Hip fractures and osteoporosis are more frequent in populations in which dairy products are eaten and calcium intake is high. The Nurses’ Health Study, which included 121,701 women ages 30 – 55, found the consumption of milk did not protect against hip or forearm fractures. Those who drank 3 or more servings of milk a day had more fractures than those who didn’t drink that much. The ads you see from the National Dairy Council that drinking cow’s milk prevents osteoporosis are a big fat lie!
If you are concerned about bone loss, studies show fruits and vegetables are protective against osteoporosis, and green leafy vegetables are extremely high in this mineral. Bok choy has 775 mg of calcium per 100 calories; kale has 257 mg and even cucumbers have 107 mg.
Other dietary factors that induce calcium loss in the urine (which depletes calcium reserves) are animal protein, salt, caffeine, refined sugar, alcohol, nicotine, aluminum containing antacids, drugs like antibiotics, steroids, and thyroid hormones; as well as Vitamin A supplements. The vitamin A added to fortified milk contributes to calcium loss.
If you’re low in Vitamin D that can cause increased demineralization of bone. Almost 80% of Americans are below the minimum of 35 ng/mL (get tested!).
Weight bearing strength training keeps bones strong, too.
There are a lot of packaged boxed milk substitutes on the market. Take your pick from soy, rice, hemp or almond. I don’t recommend soy because it’s difficult to digest and the estrogenic qualities. Rice milk simply is very thin and not that good. Hemp or almond milk are good choices however when I look at the ingredients of two common brands, I can’t recommend them.
Blue Diamond Almond Milk
Ingredients: filtered water, almonds, calcium carbonate, tapioca starch, sea salt, potassium citrate, carrageenan, sunflower lecithin, natural flavors, vitamin A palmitate, vitamin D2 and d-alpha-tocopherol (natural vitamin E)
Blue Diamond has 40 calories per cup and 30 calories from fat which means it’s 75% fat.
Silk Almond Milk, Vanilla Flavor
Ingredients: filtered water, almonds, cane sugar, sea salt, natural flavor, locust bean gum, sunflower lecithin, gellan gum plus calcium carbonate, vitamin E acetate, zinc gluconate, vitamin A palmitate, riboflavin (B2), vitamin B12, vitamin D2.
Silk has 90 calories per cup and 25 calories from fat which means it’s 28% fat – almonds are higher in (good) fat than this, so I assume they use a lot of water and gum to make this milk lower in fat calories with a thicker consistency.

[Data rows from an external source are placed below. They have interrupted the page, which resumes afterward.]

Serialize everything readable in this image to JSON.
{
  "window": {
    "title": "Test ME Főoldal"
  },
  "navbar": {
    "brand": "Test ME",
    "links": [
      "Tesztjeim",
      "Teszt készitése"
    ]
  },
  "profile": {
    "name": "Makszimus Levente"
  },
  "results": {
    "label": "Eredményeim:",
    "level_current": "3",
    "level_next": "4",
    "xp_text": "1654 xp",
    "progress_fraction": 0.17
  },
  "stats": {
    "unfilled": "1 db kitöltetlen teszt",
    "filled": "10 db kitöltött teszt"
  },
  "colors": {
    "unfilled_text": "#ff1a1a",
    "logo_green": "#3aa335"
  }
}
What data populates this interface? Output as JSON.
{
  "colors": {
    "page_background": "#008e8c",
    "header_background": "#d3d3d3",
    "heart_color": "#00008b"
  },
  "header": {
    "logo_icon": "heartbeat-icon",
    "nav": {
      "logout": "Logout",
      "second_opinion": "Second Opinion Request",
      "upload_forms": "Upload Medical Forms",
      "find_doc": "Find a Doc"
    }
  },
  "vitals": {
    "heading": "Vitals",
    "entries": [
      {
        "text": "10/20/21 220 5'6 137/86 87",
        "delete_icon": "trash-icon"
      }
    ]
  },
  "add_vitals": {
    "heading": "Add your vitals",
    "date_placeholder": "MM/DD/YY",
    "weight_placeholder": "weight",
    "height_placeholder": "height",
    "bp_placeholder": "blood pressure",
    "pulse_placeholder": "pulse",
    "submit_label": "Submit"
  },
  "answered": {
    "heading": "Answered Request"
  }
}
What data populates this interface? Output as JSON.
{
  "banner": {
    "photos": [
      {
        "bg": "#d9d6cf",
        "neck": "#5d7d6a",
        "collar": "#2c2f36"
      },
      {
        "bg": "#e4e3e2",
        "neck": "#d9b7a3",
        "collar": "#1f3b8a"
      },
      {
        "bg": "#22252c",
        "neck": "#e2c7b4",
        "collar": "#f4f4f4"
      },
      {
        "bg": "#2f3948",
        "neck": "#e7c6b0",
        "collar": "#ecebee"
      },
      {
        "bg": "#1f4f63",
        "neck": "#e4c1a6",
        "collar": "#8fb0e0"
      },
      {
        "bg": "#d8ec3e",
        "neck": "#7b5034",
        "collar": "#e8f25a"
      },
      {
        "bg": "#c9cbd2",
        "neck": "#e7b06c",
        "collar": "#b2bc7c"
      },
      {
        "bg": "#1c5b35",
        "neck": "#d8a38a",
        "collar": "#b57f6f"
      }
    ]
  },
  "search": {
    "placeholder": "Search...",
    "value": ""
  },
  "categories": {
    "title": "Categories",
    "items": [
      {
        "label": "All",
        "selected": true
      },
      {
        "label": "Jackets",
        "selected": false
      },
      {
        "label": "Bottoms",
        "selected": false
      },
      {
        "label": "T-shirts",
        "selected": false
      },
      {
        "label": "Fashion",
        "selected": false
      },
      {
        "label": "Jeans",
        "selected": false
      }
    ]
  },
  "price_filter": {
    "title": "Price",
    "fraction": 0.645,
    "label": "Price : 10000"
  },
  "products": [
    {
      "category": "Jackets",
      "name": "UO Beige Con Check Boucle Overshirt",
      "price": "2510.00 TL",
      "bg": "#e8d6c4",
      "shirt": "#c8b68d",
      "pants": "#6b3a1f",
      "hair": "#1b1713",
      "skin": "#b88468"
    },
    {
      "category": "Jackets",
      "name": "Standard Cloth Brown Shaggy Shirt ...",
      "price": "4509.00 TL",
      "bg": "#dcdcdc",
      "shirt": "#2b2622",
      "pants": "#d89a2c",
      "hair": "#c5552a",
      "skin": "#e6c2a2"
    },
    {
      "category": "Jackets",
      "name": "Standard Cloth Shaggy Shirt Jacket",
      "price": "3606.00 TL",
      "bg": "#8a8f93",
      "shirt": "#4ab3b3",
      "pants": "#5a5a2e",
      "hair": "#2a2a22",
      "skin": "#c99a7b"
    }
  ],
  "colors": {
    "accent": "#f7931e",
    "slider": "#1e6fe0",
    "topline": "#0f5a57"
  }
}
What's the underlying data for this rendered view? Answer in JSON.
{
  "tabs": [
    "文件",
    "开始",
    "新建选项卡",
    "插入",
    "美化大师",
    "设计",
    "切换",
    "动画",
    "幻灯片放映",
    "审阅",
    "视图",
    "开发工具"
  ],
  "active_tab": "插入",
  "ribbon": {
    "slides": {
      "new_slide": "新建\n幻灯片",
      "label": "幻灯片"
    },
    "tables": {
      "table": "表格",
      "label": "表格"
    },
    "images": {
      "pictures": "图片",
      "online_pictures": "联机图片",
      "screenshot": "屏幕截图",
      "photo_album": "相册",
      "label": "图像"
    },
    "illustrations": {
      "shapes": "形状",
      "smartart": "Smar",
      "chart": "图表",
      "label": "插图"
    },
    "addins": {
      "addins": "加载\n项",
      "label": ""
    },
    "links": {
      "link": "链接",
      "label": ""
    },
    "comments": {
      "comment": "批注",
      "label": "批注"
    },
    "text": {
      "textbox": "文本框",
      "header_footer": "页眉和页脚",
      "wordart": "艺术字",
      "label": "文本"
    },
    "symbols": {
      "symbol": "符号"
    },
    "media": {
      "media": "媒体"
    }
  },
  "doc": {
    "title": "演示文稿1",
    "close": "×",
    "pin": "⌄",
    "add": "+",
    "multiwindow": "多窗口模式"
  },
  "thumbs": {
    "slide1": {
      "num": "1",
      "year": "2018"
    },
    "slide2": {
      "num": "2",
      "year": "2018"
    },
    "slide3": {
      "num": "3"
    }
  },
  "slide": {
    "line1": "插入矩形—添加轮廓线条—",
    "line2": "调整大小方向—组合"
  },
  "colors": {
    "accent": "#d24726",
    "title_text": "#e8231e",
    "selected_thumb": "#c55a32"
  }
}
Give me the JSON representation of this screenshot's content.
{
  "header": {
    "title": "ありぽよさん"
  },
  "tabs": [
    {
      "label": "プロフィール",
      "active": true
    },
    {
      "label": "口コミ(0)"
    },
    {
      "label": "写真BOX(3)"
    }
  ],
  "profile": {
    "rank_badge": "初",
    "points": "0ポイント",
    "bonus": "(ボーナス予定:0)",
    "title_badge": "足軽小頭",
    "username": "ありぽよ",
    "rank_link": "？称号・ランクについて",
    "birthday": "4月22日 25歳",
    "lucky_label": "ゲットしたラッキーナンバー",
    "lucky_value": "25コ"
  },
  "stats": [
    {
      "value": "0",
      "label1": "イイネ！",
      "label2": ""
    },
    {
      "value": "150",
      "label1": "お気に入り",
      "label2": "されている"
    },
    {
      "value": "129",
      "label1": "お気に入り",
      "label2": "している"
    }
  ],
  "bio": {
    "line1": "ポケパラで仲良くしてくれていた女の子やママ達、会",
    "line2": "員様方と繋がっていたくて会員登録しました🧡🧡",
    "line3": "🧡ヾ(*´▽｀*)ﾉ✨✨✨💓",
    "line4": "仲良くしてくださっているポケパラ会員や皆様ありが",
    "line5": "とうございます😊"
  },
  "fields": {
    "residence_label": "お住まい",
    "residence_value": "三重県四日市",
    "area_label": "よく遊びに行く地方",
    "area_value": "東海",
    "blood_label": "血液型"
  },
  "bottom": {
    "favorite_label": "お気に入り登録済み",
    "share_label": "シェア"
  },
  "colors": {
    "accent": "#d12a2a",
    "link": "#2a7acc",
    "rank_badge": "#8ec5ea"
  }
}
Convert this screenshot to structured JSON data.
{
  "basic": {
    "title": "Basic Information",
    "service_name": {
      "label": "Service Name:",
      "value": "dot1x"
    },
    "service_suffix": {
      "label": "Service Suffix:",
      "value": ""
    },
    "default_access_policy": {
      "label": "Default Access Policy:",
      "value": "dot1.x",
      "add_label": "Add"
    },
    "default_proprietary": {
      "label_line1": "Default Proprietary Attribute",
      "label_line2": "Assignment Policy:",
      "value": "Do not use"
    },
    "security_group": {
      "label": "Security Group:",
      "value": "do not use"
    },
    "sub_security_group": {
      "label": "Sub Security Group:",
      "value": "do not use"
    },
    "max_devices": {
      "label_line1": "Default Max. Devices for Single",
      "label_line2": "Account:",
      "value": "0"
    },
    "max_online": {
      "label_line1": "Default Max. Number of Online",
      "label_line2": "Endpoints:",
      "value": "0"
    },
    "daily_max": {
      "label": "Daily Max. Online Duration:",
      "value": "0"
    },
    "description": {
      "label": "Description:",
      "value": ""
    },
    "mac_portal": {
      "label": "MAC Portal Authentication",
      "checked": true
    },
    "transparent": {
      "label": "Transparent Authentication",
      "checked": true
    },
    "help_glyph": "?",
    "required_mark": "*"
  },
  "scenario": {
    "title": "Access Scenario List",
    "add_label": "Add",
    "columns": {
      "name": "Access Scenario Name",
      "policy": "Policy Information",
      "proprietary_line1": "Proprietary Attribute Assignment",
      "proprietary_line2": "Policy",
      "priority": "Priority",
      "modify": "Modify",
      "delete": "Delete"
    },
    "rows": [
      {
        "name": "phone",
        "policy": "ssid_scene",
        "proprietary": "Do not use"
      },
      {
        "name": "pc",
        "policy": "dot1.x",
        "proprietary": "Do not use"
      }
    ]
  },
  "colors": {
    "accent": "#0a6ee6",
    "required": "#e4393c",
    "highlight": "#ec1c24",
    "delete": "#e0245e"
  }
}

As you can see for yourself, boxed almond milk’s ingredient lists are a bit long for a simple product. Plus carageenan is potentially carcinogenic, and the vitamins added to supplement these products usually are very low quality isolated synthetic forms that are not natural or helpful. Even the vitamin D is not in the form that is best utilized by the body. Almonds are a high in fat and the Silk brand almond milk is only 28% fat so I wonder what they put in it to thin it out and make it seem milky.
I make almond milk at home and pour a cup in my morning cereal of sprouted buckwheat with fruit and raisins. It’s absolutely delicious, easy to make, and no boxed milk substitute ever tastes as good, ever!
All you need to make almond milk is raw almonds, water, and a couple dates!
First, soak 1 cup of raw almonds overnight in water in the fridge the night before you are ready to blend the milk. This releases enzyme inhibitors and unlocks the nutrients for you to digest them better! Try to find unpasteurized almonds if possible – ask if unsure.
Then, blend your almonds with 4 cups of water and 2 dates in a high speed blender. You’re almost done!
Lastly, you need to purchase a nut milk bag and use it to strain the milk from the fiber. Squeeze gently and thoroughly until no more liquid comes out. You’re done!
Store in a quart size glass jar in the fridge. This recipe yields 4 servings of lightly sweetened almond milk, and because freshly made almond milk stays good in the fridge for about 4 days, it’s the perfect recipe.